== Segment start ==
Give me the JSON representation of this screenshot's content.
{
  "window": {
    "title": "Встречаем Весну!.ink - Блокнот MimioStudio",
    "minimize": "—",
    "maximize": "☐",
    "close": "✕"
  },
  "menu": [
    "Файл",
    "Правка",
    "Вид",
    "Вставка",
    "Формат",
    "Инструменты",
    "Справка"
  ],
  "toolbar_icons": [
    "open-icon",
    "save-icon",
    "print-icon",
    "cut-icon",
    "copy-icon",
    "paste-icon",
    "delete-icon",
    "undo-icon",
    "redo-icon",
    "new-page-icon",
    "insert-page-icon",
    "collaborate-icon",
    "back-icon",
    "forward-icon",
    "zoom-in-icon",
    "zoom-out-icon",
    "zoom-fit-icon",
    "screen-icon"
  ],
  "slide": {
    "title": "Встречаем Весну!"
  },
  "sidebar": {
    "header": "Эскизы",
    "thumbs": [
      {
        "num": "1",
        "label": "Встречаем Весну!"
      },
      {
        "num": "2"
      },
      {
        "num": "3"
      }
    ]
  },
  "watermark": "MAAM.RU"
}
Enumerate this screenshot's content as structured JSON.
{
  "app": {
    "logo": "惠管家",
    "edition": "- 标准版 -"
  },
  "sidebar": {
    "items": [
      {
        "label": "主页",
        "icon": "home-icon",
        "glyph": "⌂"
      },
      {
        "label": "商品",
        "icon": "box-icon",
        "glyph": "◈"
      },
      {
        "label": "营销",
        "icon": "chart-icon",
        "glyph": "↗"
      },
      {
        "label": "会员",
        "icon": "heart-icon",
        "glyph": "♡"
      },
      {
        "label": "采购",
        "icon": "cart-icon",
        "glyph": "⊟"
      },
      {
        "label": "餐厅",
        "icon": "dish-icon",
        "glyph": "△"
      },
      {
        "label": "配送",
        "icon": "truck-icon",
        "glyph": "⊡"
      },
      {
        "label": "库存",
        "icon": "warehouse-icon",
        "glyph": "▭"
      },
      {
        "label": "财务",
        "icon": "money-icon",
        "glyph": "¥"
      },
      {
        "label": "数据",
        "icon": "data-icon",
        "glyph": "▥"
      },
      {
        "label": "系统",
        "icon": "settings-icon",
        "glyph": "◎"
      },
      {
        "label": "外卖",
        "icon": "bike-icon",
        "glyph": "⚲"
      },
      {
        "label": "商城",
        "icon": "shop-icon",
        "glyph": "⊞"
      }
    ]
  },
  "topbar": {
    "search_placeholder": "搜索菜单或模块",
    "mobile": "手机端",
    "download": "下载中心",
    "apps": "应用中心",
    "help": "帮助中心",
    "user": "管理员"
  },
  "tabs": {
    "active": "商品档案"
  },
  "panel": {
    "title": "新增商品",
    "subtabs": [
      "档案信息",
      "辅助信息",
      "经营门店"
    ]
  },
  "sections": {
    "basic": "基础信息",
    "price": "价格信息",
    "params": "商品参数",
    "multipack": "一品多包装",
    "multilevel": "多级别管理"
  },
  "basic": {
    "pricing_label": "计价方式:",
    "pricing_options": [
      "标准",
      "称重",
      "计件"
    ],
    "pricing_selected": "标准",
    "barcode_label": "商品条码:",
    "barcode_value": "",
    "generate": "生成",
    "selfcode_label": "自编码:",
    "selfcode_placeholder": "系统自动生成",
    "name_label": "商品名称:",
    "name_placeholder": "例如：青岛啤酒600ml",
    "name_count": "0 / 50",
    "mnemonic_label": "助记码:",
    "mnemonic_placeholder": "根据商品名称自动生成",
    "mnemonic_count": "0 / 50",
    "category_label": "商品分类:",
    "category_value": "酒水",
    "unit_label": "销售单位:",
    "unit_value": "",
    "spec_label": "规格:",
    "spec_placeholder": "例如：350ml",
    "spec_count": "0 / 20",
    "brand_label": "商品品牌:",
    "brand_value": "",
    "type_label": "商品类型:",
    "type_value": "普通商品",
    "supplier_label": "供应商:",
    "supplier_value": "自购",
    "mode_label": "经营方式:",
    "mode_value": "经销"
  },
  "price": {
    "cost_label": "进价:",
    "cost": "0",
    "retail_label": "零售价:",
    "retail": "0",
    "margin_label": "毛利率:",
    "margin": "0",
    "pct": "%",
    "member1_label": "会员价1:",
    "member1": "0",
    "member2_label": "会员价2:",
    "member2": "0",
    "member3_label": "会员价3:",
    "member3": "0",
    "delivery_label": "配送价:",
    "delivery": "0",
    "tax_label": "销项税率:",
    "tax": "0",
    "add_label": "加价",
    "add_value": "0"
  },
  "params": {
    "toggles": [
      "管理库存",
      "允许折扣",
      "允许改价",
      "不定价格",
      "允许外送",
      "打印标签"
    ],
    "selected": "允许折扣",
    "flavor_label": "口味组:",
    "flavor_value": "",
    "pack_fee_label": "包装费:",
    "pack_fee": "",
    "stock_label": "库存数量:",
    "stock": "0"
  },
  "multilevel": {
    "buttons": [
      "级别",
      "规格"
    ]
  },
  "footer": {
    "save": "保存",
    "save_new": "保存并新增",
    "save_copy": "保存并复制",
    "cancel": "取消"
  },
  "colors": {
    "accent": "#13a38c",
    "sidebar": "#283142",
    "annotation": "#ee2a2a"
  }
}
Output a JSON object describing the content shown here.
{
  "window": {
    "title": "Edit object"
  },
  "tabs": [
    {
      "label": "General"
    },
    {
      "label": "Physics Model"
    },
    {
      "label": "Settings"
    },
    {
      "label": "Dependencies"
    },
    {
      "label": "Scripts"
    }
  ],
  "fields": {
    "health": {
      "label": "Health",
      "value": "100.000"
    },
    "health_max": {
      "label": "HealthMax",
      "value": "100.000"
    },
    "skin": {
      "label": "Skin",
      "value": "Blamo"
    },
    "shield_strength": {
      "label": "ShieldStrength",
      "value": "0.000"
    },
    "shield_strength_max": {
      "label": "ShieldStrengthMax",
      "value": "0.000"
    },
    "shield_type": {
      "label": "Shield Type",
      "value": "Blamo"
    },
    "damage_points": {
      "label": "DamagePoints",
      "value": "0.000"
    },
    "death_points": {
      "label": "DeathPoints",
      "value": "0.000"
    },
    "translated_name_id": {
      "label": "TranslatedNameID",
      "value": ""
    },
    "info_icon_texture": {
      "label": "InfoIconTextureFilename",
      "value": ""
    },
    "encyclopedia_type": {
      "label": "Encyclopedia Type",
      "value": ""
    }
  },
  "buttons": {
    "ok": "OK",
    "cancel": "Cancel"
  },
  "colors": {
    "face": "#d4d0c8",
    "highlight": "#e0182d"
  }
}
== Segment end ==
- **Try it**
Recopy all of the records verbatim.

- **Answer for the task**
Give me the JSON representation of this screenshot's content.
{
  "window": {
    "title": "Встречаем Весну!.ink - Блокнот MimioStudio",
    "minimize": "—",
    "maximize": "☐",
    "close": "✕"
  },
  "menu": [
    "Файл",
    "Правка",
    "Вид",
    "Вставка",
    "Формат",
    "Инструменты",
    "Справка"
  ],
  "toolbar_icons": [
    "open-icon",
    "save-icon",
    "print-icon",
    "cut-icon",
    "copy-icon",
    "paste-icon",
    "delete-icon",
    "undo-icon",
    "redo-icon",
    "new-page-icon",
    "insert-page-icon",
    "collaborate-icon",
    "back-icon",
    "forward-icon",
    "zoom-in-icon",
    "zoom-out-icon",
    "zoom-fit-icon",
    "screen-icon"
  ],
  "slide": {
    "title": "Встречаем Весну!"
  },
  "sidebar": {
    "header": "Эскизы",
    "thumbs": [
      {
        "num": "1",
        "label": "Встречаем Весну!"
      },
      {
        "num": "2"
      },
      {
        "num": "3"
      }
    ]
  },
  "watermark": "MAAM.RU"
}
Enumerate this screenshot's content as structured JSON.
{
  "app": {
    "logo": "惠管家",
    "edition": "- 标准版 -"
  },
  "sidebar": {
    "items": [
      {
        "label": "主页",
        "icon": "home-icon",
        "glyph": "⌂"
      },
      {
        "label": "商品",
        "icon": "box-icon",
        "glyph": "◈"
      },
      {
        "label": "营销",
        "icon": "chart-icon",
        "glyph": "↗"
      },
      {
        "label": "会员",
        "icon": "heart-icon",
        "glyph": "♡"
      },
      {
        "label": "采购",
        "icon": "cart-icon",
        "glyph": "⊟"
      },
      {
        "label": "餐厅",
        "icon": "dish-icon",
        "glyph": "△"
      },
      {
        "label": "配送",
        "icon": "truck-icon",
        "glyph": "⊡"
      },
      {
        "label": "库存",
        "icon": "warehouse-icon",
        "glyph": "▭"
      },
      {
        "label": "财务",
        "icon": "money-icon",
        "glyph": "¥"
      },
      {
        "label": "数据",
        "icon": "data-icon",
        "glyph": "▥"
      },
      {
        "label": "系统",
        "icon": "settings-icon",
        "glyph": "◎"
      },
      {
        "label": "外卖",
        "icon": "bike-icon",
        "glyph": "⚲"
      },
      {
        "label": "商城",
        "icon": "shop-icon",
        "glyph": "⊞"
      }
    ]
  },
  "topbar": {
    "search_placeholder": "搜索菜单或模块",
    "mobile": "手机端",
    "download": "下载中心",
    "apps": "应用中心",
    "help": "帮助中心",
    "user": "管理员"
  },
  "tabs": {
    "active": "商品档案"
  },
  "panel": {
    "title": "新增商品",
    "subtabs": [
      "档案信息",
      "辅助信息",
      "经营门店"
    ]
  },
  "sections": {
    "basic": "基础信息",
    "price": "价格信息",
    "params": "商品参数",
    "multipack": "一品多包装",
    "multilevel": "多级别管理"
  },
  "basic": {
    "pricing_label": "计价方式:",
    "pricing_options": [
      "标准",
      "称重",
      "计件"
    ],
    "pricing_selected": "标准",
    "barcode_label": "商品条码:",
    "barcode_value": "",
    "generate": "生成",
    "selfcode_label": "自编码:",
    "selfcode_placeholder": "系统自动生成",
    "name_label": "商品名称:",
    "name_placeholder": "例如：青岛啤酒600ml",
    "name_count": "0 / 50",
    "mnemonic_label": "助记码:",
    "mnemonic_placeholder": "根据商品名称自动生成",
    "mnemonic_count": "0 / 50",
    "category_label": "商品分类:",
    "category_value": "酒水",
    "unit_label": "销售单位:",
    "unit_value": "",
    "spec_label": "规格:",
    "spec_placeholder": "例如：350ml",
    "spec_count": "0 / 20",
    "brand_label": "商品品牌:",
    "brand_value": "",
    "type_label": "商品类型:",
    "type_value": "普通商品",
    "supplier_label": "供应商:",
    "supplier_value": "自购",
    "mode_label": "经营方式:",
    "mode_value": "经销"
  },
  "price": {
    "cost_label": "进价:",
    "cost": "0",
    "retail_label": "零售价:",
    "retail": "0",
    "margin_label": "毛利率:",
    "margin": "0",
    "pct": "%",
    "member1_label": "会员价1:",
    "member1": "0",
    "member2_label": "会员价2:",
    "member2": "0",
    "member3_label": "会员价3:",
    "member3": "0",
    "delivery_label": "配送价:",
    "delivery": "0",
    "tax_label": "销项税率:",
    "tax": "0",
    "add_label": "加价",
    "add_value": "0"
  },
  "params": {
    "toggles": [
      "管理库存",
      "允许折扣",
      "允许改价",
      "不定价格",
      "允许外送",
      "打印标签"
    ],
    "selected": "允许折扣",
    "flavor_label": "口味组:",
    "flavor_value": "",
    "pack_fee_label": "包装费:",
    "pack_fee": "",
    "stock_label": "库存数量:",
    "stock": "0"
  },
  "multilevel": {
    "buttons": [
      "级别",
      "规格"
    ]
  },
  "footer": {
    "save": "保存",
    "save_new": "保存并新增",
    "save_copy": "保存并复制",
    "cancel": "取消"
  },
  "colors": {
    "accent": "#13a38c",
    "sidebar": "#283142",
    "annotation": "#ee2a2a"
  }
}
Output a JSON object describing the content shown here.
{
  "window": {
    "title": "Edit object"
  },
  "tabs": [
    {
      "label": "General"
    },
    {
      "label": "Physics Model"
    },
    {
      "label": "Settings"
    },
    {
      "label": "Dependencies"
    },
    {
      "label": "Scripts"
    }
  ],
  "fields": {
    "health": {
      "label": "Health",
      "value": "100.000"
    },
    "health_max": {
      "label": "HealthMax",
      "value": "100.000"
    },
    "skin": {
      "label": "Skin",
      "value": "Blamo"
    },
    "shield_strength": {
      "label": "ShieldStrength",
      "value": "0.000"
    },
    "shield_strength_max": {
      "label": "ShieldStrengthMax",
      "value": "0.000"
    },
    "shield_type": {
      "label": "Shield Type",
      "value": "Blamo"
    },
    "damage_points": {
      "label": "DamagePoints",
      "value": "0.000"
    },
    "death_points": {
      "label": "DeathPoints",
      "value": "0.000"
    },
    "translated_name_id": {
      "label": "TranslatedNameID",
      "value": ""
    },
    "info_icon_texture": {
      "label": "InfoIconTextureFilename",
      "value": ""
    },
    "encyclopedia_type": {
      "label": "Encyclopedia Type",
      "value": ""
    }
  },
  "buttons": {
    "ok": "OK",
    "cancel": "Cancel"
  },
  "colors": {
    "face": "#d4d0c8",
    "highlight": "#e0182d"
  }
}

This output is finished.